Software developers in fintech, cloud sectors earn the highest
South African senior software developers working in the fintech and cloud services sectors are the mostly highly paid developers, earning an average of R65 000 to R70 000 per month.
This is one of the findings of the “2019 State of South Africa’s Software Developers Nation” report compiled by tech talent marketplace, OfferZen.
The report sheds light on what is playing out in the developer community in SA, based on over 4 000 respondents from the software community. Developers shared their experiences of what it is like to work in SA, what programming languages and tech stacks they enjoy most, and what is most important to them when looking for a job.
According to the report, software has become the multiplier for business growth: when tech teams are working on the solutions that matter, companies thrive; however, when they aren’t, it can cost them millions.
It reveals the average developer’s salary is around R39 298 and developers with unique skill and experience can earn upwards of R90 000 per month.
The younger the developers start learning to code, the more they will earn.
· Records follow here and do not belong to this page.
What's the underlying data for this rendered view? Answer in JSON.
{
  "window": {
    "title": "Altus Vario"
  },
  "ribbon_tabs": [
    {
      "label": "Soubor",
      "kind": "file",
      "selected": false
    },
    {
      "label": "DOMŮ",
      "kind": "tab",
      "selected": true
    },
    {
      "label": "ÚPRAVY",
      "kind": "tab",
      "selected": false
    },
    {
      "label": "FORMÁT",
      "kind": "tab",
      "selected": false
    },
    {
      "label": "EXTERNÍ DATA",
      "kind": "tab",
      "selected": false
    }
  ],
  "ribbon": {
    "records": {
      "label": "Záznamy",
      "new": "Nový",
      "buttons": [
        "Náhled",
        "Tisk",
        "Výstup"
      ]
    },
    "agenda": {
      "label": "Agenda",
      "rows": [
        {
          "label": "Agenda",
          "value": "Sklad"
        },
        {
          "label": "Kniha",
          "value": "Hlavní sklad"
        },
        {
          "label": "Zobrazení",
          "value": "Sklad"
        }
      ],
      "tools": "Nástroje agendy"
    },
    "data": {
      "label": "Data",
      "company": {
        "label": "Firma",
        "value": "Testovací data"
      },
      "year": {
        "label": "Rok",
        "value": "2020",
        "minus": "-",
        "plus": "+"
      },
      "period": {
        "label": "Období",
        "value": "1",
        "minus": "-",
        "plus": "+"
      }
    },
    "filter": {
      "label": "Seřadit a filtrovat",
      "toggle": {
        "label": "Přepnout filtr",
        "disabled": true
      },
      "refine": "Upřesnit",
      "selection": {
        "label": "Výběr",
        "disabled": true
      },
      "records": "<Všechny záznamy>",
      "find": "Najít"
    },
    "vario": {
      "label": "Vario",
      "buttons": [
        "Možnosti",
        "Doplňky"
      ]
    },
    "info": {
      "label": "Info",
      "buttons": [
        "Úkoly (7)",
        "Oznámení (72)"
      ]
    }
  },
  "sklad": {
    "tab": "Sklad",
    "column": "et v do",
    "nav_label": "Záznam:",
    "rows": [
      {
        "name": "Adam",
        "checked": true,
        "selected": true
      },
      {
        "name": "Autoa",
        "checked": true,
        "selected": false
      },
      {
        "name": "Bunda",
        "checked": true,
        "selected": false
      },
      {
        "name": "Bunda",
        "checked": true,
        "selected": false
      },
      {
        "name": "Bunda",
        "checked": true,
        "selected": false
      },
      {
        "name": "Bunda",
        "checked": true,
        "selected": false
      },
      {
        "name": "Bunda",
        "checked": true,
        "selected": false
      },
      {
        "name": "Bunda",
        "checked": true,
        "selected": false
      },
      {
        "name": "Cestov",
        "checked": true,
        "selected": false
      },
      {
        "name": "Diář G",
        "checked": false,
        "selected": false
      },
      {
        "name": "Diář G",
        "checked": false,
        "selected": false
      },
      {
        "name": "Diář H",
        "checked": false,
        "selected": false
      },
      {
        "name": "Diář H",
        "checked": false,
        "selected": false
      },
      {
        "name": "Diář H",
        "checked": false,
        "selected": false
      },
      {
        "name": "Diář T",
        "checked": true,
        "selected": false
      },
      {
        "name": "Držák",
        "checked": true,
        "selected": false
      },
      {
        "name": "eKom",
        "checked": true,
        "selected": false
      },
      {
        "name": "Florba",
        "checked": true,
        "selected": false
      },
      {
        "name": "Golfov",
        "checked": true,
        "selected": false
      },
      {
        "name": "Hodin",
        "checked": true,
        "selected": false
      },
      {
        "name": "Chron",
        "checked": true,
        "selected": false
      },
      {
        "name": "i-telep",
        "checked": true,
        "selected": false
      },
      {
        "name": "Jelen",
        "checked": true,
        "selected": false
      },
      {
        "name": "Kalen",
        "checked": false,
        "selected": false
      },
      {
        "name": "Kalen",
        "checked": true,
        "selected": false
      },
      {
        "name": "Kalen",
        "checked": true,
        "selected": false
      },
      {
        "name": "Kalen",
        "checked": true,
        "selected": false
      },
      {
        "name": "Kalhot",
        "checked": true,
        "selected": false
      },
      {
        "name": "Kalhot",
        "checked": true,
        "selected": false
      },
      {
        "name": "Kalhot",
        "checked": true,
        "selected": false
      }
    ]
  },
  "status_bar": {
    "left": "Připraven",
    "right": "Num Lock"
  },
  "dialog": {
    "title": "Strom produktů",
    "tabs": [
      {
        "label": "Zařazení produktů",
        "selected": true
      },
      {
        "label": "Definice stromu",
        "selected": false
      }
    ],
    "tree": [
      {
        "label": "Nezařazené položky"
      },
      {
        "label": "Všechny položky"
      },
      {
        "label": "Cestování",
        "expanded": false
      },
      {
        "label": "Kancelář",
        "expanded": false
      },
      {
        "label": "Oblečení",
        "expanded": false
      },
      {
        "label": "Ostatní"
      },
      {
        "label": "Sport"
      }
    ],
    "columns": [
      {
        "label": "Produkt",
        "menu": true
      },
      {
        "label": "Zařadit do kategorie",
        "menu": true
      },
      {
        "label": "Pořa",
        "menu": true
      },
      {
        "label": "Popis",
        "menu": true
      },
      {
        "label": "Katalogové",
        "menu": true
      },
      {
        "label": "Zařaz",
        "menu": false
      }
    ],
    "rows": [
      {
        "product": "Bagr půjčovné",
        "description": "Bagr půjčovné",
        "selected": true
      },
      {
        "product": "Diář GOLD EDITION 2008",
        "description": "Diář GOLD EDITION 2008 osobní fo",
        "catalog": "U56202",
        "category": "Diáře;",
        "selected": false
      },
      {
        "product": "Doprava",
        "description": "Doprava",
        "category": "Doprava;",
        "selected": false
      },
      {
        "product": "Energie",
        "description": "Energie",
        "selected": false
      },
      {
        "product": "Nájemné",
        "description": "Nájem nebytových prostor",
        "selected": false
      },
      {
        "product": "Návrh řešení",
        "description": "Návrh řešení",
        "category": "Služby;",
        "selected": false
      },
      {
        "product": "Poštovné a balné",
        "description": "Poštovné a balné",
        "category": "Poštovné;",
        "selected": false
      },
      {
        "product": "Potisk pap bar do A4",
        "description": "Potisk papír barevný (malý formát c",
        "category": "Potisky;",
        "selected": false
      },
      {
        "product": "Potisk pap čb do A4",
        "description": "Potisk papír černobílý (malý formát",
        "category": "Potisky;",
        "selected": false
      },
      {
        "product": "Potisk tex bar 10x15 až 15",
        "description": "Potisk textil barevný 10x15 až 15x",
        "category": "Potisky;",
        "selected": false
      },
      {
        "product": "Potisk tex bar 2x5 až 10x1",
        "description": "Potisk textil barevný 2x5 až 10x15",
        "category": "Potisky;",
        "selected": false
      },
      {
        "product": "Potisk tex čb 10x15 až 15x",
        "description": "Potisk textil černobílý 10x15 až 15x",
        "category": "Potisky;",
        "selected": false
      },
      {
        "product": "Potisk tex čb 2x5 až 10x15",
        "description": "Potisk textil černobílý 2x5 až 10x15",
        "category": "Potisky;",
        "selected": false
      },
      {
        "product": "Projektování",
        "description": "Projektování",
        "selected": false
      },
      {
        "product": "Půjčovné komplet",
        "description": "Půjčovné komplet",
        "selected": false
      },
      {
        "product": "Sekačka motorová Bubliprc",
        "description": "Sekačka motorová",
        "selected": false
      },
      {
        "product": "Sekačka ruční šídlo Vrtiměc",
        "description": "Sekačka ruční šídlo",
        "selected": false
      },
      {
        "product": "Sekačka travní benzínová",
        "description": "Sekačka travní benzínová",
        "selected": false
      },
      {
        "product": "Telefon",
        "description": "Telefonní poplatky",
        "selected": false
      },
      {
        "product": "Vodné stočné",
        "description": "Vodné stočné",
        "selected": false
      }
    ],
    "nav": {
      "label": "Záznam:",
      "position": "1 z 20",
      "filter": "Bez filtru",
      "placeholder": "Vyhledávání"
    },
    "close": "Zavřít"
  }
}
Just over half of all respondents who began coding before they started high school now earn more than R60 000 per month, while 60% of those who only started in their late 20s earn less than R30 000 per month.
The lowest paying industries for developers, according to the report, are Web development and design as well as digital agencies, with a starting salary of between R15 000 at junior level and R55 000 at senior level.
On the other end of the spectrum, junior developers who earn the most are those working in the data and analytics sector, with a starting salary of R25 638, while senior developers in the same field earn around R60 000.
Those working in e-commerce earn an average starting salary of R20 000, while at senior level, they earn an average of R63 000.
“We live in an age where software is literally changing the world. But software doesn’t write itself. People are the foundation of winning software teams. We have a community of more than 90 000 people that we engage with regularly – so we set out to ‘take the pulse’ of the local dev community, and reveal what developers want, need, and look for in their careers,” says OfferZen’s VP growth, Stephen van der Heijden.
No matter the industry, salary is the number one thing developers in SA consider when weighing a job offer. This is closely followed by flexi-hours and the option to work remotely, notes the report.
One in four software developers in SA are self-taught; online tutorials are the number one way that local developers keep their skills sharp, it reveals.
According to a report by compensation software and data company, PayScale, anaverage engineer developer salary in SA is R366 000 per year.
Entry-level software developers with less than one year of experience can expect to earn an average of R208 000 annually, based on 158 salaries. An early career software developer with one to four years of experience earns an average of R284 000 annually, based on 1 700 salaries assessed.
A mid-career software developer with five to nine years of experience earns an average total of R417 000 a year, based on 693 salaries.
Companies paying the highest software developer salaries in SA, according to PayScale, are Takealot Online, the National Research Foundation and Entelect. The lowest paying companies in this field are 5DT ACI Worldwide and LexisNexis.
“Importantly, developers in SA care more about company culture than the tech stack. And the leading reason developers turn down a job remains a lack of growth opportunities – if they’re not convinced that a role can offer professional growth, there’s a good chance they’ll turn it down,” adds Van der Heijden.
“If you want to make more money as a developer in SA, go with Go or Ruby – they are amongst the skills that pay the most, across all levels of experience. PHP developers earn the lowest salaries, no matter how much experience they have,” notes OfferZen.
Seeking global opportunities
When it comes to how South African developers want to participate in the global economy, OfferZen says around 86% are open to moving abroad – but only one in five are actively looking for overseas opportunities.
The biggest reason they are looking abroad is personal safety, followed by professional growth and the opportunity to make more money.
Furthermore, junior developers earn 38% more in Cape Town than those based in Johannesburg.
At the start of 2018, OfferZen data showed Capetonian junior developers earned an average of 14% more than junior developers in Johannesburg; the latest data shows there has been a shift in this trend.
“Now, however, when we look at the latest data, it shows junior developers earn an average R24 000 in Cape Town and R23 000 in Johannesburg. This is because in the last few months, we have had more graduates from boot camps and science-related degrees like engineering using our platform, and they typically earn less than computer science graduates at the start of their career,” according to the report.